[Opening Records for this task section]

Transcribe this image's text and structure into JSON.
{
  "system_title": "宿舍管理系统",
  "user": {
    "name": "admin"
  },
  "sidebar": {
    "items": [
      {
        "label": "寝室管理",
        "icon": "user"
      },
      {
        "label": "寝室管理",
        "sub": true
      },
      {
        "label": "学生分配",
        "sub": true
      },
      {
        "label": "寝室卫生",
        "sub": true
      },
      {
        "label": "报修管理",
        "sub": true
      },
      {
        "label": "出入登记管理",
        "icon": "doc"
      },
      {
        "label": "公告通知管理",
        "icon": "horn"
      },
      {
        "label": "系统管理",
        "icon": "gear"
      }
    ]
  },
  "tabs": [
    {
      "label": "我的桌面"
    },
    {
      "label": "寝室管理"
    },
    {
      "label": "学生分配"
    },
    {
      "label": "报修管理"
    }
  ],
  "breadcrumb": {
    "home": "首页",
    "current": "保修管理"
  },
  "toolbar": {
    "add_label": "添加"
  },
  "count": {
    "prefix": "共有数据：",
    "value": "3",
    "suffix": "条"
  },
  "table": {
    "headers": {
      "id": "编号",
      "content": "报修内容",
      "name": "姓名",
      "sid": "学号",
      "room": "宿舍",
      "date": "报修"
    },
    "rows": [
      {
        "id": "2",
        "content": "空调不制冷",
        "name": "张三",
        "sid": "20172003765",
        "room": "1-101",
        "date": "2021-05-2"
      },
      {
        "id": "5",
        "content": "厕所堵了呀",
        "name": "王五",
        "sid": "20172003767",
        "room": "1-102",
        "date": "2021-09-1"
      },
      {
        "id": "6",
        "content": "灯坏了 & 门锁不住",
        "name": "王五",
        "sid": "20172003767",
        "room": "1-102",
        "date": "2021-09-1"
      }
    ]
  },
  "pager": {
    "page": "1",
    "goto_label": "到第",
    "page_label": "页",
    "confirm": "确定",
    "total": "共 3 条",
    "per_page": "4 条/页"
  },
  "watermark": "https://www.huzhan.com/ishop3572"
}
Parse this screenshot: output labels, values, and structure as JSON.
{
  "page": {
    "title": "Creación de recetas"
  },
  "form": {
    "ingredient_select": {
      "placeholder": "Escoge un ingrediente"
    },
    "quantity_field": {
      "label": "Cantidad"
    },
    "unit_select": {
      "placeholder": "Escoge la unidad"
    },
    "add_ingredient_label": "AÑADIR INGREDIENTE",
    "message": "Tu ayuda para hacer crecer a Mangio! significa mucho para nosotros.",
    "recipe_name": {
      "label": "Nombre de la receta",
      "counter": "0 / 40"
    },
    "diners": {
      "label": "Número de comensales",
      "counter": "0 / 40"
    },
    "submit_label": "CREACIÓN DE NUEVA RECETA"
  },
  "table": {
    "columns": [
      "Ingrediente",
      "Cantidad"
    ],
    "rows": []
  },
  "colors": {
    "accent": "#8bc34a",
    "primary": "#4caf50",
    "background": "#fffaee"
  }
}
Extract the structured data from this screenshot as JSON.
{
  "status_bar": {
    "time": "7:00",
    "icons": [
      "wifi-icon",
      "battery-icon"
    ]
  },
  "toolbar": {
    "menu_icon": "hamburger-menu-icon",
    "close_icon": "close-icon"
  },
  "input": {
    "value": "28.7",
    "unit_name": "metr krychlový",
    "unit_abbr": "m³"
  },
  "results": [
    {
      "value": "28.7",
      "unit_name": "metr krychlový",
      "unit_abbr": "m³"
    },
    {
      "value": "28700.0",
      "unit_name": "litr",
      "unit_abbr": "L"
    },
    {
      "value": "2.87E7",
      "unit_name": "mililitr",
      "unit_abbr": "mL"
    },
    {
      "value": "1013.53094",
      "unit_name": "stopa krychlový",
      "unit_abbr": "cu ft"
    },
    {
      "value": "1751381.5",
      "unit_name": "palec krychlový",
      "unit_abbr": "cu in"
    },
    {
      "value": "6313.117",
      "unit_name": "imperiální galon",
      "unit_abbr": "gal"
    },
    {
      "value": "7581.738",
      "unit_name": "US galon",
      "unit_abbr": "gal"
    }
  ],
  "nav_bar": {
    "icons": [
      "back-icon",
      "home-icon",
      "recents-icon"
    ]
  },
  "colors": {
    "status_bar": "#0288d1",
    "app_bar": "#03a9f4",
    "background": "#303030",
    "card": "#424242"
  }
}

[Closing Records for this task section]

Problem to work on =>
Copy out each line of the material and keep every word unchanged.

Output of the exercise =>
Transcribe this image's text and structure into JSON.
{
  "system_title": "宿舍管理系统",
  "user": {
    "name": "admin"
  },
  "sidebar": {
    "items": [
      {
        "label": "寝室管理",
        "icon": "user"
      },
      {
        "label": "寝室管理",
        "sub": true
      },
      {
        "label": "学生分配",
        "sub": true
      },
      {
        "label": "寝室卫生",
        "sub": true
      },
      {
        "label": "报修管理",
        "sub": true
      },
      {
        "label": "出入登记管理",
        "icon": "doc"
      },
      {
        "label": "公告通知管理",
        "icon": "horn"
      },
      {
        "label": "系统管理",
        "icon": "gear"
      }
    ]
  },
  "tabs": [
    {
      "label": "我的桌面"
    },
    {
      "label": "寝室管理"
    },
    {
      "label": "学生分配"
    },
    {
      "label": "报修管理"
    }
  ],
  "breadcrumb": {
    "home": "首页",
    "current": "保修管理"
  },
  "toolbar": {
    "add_label": "添加"
  },
  "count": {
    "prefix": "共有数据：",
    "value": "3",
    "suffix": "条"
  },
  "table": {
    "headers": {
      "id": "编号",
      "content": "报修内容",
      "name": "姓名",
      "sid": "学号",
      "room": "宿舍",
      "date": "报修"
    },
    "rows": [
      {
        "id": "2",
        "content": "空调不制冷",
        "name": "张三",
        "sid": "20172003765",
        "room": "1-101",
        "date": "2021-05-2"
      },
      {
        "id": "5",
        "content": "厕所堵了呀",
        "name": "王五",
        "sid": "20172003767",
        "room": "1-102",
        "date": "2021-09-1"
      },
      {
        "id": "6",
        "content": "灯坏了 & 门锁不住",
        "name": "王五",
        "sid": "20172003767",
        "room": "1-102",
        "date": "2021-09-1"
      }
    ]
  },
  "pager": {
    "page": "1",
    "goto_label": "到第",
    "page_label": "页",
    "confirm": "确定",
    "total": "共 3 条",
    "per_page": "4 条/页"
  },
  "watermark": "https://www.huzhan.com/ishop3572"
}
Parse this screenshot: output labels, values, and structure as JSON.
{
  "page": {
    "title": "Creación de recetas"
  },
  "form": {
    "ingredient_select": {
      "placeholder": "Escoge un ingrediente"
    },
    "quantity_field": {
      "label": "Cantidad"
    },
    "unit_select": {
      "placeholder": "Escoge la unidad"
    },
    "add_ingredient_label": "AÑADIR INGREDIENTE",
    "message": "Tu ayuda para hacer crecer a Mangio! significa mucho para nosotros.",
    "recipe_name": {
      "label": "Nombre de la receta",
      "counter": "0 / 40"
    },
    "diners": {
      "label": "Número de comensales",
      "counter": "0 / 40"
    },
    "submit_label": "CREACIÓN DE NUEVA RECETA"
  },
  "table": {
    "columns": [
      "Ingrediente",
      "Cantidad"
    ],
    "rows": []
  },
  "colors": {
    "accent": "#8bc34a",
    "primary": "#4caf50",
    "background": "#fffaee"
  }
}
Extract the structured data from this screenshot as JSON.
{
  "status_bar": {
    "time": "7:00",
    "icons": [
      "wifi-icon",
      "battery-icon"
    ]
  },
  "toolbar": {
    "menu_icon": "hamburger-menu-icon",
    "close_icon": "close-icon"
  },
  "input": {
    "value": "28.7",
    "unit_name": "metr krychlový",
    "unit_abbr": "m³"
  },
  "results": [
    {
      "value": "28.7",
      "unit_name": "metr krychlový",
      "unit_abbr": "m³"
    },
    {
      "value": "28700.0",
      "unit_name": "litr",
      "unit_abbr": "L"
    },
    {
      "value": "2.87E7",
      "unit_name": "mililitr",
      "unit_abbr": "mL"
    },
    {
      "value": "1013.53094",
      "unit_name": "stopa krychlový",
      "unit_abbr": "cu ft"
    },
    {
      "value": "1751381.5",
      "unit_name": "palec krychlový",
      "unit_abbr": "cu in"
    },
    {
      "value": "6313.117",
      "unit_name": "imperiální galon",
      "unit_abbr": "gal"
    },
    {
      "value": "7581.738",
      "unit_name": "US galon",
      "unit_abbr": "gal"
    }
  ],
  "nav_bar": {
    "icons": [
      "back-icon",
      "home-icon",
      "recents-icon"
    ]
  },
  "colors": {
    "status_bar": "#0288d1",
    "app_bar": "#03a9f4",
    "background": "#303030",
    "card": "#424242"
  }
}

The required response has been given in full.